*** Begin section ***

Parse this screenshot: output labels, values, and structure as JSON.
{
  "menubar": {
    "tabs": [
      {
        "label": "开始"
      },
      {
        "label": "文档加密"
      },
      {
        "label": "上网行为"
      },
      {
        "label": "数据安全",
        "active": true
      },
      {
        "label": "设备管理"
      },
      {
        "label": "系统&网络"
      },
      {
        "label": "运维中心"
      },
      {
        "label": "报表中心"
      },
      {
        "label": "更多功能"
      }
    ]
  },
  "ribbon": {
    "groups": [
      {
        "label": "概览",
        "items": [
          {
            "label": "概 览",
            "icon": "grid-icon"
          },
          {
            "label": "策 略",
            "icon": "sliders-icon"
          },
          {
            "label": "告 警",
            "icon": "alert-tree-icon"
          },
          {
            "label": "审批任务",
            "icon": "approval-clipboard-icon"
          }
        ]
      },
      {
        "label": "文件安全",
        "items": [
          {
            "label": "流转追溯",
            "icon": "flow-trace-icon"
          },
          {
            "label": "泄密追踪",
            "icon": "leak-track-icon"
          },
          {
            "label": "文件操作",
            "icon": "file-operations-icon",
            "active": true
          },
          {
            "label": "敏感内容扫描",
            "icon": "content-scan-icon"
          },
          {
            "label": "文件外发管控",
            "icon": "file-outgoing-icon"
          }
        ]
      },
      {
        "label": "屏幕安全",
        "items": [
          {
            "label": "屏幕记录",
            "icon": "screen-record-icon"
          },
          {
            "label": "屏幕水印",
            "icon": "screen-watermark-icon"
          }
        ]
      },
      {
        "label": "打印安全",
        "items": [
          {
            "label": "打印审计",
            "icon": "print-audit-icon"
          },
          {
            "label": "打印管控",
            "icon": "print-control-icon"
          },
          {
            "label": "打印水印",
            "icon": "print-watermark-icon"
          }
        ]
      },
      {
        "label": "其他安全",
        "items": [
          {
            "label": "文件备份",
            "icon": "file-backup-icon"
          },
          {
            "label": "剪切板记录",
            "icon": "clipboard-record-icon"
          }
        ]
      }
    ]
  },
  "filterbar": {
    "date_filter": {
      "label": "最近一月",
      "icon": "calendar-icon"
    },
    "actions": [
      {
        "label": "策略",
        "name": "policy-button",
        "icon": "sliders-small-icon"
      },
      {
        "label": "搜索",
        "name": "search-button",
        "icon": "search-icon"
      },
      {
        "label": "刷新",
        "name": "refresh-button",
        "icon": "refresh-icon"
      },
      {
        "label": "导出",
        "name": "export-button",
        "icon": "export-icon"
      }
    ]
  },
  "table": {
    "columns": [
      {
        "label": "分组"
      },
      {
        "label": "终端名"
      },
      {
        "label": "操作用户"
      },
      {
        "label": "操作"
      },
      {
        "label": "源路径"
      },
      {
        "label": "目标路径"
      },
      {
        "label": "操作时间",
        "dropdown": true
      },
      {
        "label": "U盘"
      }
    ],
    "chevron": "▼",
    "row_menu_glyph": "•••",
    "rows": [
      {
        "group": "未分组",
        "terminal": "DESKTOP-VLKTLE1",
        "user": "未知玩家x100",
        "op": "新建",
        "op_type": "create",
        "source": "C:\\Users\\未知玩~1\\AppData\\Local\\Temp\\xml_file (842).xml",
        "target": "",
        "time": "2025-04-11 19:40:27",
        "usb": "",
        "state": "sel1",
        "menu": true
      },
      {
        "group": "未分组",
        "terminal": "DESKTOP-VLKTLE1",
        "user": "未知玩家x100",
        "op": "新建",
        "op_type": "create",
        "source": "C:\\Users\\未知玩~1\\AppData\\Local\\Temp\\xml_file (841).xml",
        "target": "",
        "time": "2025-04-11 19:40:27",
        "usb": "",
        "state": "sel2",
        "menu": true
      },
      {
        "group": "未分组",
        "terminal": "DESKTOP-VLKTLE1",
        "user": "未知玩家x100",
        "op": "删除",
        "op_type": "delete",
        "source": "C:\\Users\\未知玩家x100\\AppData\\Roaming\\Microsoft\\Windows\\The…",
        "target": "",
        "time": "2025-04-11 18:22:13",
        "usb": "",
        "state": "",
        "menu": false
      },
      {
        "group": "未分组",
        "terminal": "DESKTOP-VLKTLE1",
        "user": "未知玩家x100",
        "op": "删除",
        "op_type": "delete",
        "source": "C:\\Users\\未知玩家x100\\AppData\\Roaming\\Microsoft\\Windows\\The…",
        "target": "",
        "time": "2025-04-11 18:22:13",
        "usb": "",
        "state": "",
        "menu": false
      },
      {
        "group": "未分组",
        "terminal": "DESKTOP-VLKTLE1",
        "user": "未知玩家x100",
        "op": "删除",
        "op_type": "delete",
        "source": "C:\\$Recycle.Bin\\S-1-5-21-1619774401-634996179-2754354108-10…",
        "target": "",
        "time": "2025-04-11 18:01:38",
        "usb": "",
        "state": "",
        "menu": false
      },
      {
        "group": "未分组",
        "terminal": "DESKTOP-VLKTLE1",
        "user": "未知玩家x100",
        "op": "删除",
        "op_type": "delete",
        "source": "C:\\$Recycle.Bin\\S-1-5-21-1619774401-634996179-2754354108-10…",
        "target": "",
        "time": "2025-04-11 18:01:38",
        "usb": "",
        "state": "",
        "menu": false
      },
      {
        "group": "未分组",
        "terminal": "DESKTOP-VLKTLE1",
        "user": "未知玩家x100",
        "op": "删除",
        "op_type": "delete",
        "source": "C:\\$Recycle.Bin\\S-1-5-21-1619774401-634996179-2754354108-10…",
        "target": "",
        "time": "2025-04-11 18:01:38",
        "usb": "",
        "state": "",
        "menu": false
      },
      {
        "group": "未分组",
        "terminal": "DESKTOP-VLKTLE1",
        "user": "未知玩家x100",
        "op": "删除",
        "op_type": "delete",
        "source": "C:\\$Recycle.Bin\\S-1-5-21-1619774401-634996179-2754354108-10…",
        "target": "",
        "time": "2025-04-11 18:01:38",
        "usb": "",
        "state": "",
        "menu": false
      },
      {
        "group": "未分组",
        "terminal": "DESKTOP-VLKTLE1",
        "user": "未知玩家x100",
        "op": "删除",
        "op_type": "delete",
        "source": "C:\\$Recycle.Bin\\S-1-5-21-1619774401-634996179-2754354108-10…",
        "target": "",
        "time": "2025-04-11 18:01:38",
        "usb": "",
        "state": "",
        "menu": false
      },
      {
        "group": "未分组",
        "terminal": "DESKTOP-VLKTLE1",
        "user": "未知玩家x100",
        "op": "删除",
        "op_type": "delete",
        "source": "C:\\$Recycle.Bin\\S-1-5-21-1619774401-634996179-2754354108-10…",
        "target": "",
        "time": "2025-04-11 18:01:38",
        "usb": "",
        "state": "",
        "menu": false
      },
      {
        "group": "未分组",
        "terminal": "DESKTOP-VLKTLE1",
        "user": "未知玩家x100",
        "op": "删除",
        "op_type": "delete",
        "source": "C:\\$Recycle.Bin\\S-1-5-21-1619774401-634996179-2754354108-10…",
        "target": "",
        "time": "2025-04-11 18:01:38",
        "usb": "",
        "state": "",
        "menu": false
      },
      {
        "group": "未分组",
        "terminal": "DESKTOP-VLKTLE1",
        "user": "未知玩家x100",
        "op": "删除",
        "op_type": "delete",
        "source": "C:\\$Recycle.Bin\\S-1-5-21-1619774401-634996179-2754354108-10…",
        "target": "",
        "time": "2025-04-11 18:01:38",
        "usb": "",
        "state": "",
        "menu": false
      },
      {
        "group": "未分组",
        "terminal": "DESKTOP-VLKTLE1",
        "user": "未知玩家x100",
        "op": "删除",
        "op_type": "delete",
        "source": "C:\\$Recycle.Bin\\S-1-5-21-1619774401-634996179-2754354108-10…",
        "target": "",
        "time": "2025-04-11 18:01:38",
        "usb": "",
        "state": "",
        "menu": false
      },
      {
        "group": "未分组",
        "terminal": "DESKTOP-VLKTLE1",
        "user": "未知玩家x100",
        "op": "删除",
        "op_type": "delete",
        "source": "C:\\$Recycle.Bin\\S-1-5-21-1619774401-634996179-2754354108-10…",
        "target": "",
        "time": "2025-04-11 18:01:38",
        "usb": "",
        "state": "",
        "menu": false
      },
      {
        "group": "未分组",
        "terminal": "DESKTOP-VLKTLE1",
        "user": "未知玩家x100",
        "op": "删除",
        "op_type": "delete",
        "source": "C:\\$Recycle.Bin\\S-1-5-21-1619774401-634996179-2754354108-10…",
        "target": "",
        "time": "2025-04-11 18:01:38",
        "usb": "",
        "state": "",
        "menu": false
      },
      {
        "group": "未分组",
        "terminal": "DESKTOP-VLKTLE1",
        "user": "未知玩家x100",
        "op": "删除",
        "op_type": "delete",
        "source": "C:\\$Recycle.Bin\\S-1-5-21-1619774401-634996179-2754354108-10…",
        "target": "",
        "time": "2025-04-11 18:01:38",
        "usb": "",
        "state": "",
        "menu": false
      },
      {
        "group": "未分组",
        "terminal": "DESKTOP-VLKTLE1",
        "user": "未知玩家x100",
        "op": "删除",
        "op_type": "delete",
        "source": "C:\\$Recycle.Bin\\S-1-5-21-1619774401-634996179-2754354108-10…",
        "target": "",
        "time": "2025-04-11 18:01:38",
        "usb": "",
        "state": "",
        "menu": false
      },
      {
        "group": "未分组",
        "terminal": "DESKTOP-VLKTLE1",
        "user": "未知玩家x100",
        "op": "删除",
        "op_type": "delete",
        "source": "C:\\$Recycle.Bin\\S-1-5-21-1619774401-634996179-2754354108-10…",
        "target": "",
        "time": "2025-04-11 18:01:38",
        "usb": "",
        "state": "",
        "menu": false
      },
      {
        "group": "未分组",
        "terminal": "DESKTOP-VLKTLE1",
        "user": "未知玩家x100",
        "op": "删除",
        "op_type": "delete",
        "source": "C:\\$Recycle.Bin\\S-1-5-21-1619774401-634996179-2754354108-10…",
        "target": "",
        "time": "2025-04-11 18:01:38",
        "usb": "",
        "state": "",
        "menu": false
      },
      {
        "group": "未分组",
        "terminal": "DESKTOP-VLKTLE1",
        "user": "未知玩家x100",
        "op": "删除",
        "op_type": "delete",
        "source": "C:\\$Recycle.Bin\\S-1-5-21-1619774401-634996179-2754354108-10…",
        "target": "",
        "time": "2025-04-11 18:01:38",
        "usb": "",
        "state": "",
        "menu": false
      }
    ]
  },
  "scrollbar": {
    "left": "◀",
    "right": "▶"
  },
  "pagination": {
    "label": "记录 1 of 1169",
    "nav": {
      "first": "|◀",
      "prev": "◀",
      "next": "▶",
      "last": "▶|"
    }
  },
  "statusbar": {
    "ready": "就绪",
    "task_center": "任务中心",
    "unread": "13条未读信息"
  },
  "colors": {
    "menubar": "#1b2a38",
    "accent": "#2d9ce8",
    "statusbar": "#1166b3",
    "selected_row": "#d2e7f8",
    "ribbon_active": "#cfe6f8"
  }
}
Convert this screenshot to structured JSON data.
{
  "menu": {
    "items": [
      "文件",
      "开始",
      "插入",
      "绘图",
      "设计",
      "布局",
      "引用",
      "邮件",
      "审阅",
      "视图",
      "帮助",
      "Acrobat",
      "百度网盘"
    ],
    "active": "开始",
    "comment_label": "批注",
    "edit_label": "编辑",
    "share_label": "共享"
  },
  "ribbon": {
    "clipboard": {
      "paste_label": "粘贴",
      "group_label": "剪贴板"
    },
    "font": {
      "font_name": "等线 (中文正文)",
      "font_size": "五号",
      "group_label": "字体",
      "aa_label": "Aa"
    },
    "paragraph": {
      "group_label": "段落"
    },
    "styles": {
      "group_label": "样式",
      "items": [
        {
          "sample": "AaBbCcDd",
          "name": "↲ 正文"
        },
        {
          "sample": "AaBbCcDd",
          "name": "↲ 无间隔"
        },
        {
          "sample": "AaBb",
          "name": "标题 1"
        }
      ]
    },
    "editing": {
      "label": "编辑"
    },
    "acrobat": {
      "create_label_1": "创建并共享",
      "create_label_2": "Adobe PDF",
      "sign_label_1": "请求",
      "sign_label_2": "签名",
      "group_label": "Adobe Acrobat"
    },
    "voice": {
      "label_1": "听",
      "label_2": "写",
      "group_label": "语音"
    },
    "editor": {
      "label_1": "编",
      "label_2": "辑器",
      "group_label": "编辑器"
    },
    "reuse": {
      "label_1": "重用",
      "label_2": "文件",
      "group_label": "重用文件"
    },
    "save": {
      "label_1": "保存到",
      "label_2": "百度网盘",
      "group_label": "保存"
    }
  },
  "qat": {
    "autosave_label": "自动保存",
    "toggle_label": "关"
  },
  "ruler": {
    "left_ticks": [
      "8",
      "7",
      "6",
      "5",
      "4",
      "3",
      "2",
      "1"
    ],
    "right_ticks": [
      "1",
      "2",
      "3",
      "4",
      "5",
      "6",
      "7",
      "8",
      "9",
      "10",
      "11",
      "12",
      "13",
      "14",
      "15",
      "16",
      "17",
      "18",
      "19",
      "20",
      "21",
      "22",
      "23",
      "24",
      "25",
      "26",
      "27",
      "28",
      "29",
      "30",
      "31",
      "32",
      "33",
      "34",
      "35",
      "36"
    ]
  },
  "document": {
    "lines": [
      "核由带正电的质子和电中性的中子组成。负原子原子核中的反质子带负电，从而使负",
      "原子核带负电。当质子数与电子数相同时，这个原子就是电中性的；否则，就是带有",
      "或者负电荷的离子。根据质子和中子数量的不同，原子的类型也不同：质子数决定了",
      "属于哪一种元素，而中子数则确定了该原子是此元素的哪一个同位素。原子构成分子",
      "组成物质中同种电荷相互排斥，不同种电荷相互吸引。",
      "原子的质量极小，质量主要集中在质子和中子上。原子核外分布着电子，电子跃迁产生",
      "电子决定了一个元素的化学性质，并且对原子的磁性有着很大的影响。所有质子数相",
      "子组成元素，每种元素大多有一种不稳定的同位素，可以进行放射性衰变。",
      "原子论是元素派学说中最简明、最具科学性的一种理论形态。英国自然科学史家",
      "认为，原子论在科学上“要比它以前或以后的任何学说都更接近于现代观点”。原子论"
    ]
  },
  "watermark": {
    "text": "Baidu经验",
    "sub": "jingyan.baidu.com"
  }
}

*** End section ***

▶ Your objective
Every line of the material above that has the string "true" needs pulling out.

▶ Output for this task
        "active": true
            "active": true
        "dropdown": true
        "menu": true
        "menu": true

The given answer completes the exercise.